You would be wrong.
Development on some of the world's oldest land formations, that are in our backyard in the Midwest, has reached the point now that the EPA has publicly announced they are deeply concerned.
The Banded Iron Formation Ranges of the Goldfields and Midwest Regions (BIFs), are hot property for miners. They are rich in iron ore and other minerals which are fetching top dollar on world markets, and companies are lining up to get the rights to dig it up and ship it off.
But ironically, and unfortunately, the EPA says the ranges with the highest conservation value are the exact same ranges the iron ore miners are targeting first.
Rob Jefferies from the Geraldton Iron Ore Alliance, who is also CEO of the Midwest Chamber of Commerce, spoke to the ABC. He said "A lot more could be done through proper investigation and good communication between all the parties to maximise the conservation outcomes at the same time as generating more certainty for the iron ore industry."
In the article, the ABC says the Geraldton Iron Ore Alliance thinks "more research is required to ensure industry and the environment can better co-exist in the Yilgarn region."
More than the 40 years worth of research that has already been done, apparently.
Here's some amazing facts about the ranges in the Midwest that miners are actively targeting, from the latest EPA report:
The BIF Ranges of the Yilgarn Craton are places of extraordinary natural heritage and scientific value. They are ancient ranges; laid down at the bottom of the sea over two billion years ago. The ranges were formed through uplifting, and have been undisturbed by seas or glaciers for more than 250 million years. They are amongst the oldest landforms on earth. One range, Jack Hills, contains crystals of zircon that are older than any other material identified on earth, representing the earliest evidence for continental crust and oceans.

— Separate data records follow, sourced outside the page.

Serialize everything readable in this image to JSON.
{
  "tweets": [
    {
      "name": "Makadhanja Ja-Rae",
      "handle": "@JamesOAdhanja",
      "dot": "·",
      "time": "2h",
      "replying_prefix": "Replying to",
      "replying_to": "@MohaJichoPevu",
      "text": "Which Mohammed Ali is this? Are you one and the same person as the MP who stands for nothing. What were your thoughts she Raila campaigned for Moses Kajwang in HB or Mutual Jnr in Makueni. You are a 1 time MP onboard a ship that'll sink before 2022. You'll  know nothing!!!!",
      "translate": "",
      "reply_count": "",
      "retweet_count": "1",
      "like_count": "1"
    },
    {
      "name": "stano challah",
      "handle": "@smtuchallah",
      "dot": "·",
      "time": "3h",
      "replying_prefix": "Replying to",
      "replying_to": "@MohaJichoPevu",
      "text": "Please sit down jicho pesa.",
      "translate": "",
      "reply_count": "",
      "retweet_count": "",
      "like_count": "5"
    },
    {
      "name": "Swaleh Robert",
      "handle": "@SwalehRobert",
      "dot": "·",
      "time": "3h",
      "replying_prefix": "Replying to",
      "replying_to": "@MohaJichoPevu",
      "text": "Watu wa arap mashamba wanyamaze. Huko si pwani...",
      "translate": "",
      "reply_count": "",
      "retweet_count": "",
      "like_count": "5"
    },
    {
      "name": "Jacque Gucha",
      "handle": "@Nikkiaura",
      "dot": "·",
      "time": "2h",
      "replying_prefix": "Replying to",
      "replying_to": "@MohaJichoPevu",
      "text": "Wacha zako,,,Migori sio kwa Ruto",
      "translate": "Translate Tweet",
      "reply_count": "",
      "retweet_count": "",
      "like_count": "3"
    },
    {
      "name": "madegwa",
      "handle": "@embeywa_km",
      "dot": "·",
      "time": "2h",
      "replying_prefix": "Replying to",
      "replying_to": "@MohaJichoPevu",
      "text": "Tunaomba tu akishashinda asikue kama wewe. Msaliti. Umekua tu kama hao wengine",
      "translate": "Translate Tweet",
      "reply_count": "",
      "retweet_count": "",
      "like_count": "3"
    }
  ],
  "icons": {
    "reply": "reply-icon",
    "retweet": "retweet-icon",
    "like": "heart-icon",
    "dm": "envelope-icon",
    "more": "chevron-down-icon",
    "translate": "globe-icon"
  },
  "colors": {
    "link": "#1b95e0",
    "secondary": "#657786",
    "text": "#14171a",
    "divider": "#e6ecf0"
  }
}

The report goes on to describe numbers of plant and animal species that exist nowhere else in the world.
The EPA has been calling on governments to hurry up and put measures in place to conserve at least some of these incredible ranges.
But still to date there are no BIF ranges protected from mining development through secure (Class A or National Park) conservation tenure.
In fact, at least four developments that were given the nod by the EPA in the last seven years, were done so only on the condition that the government would put aside the same amount of land or more in the form of a National Park or Class A Nature Reserve... which never happened.
In light of the lack of protection offered to our region's assets, the EPA has declared it will not approve any more developments until the necessary protections are in place.
Relevant Contact Information:
State Government Contacts:
Minister for Environment; Heritage:
Albert P Jacob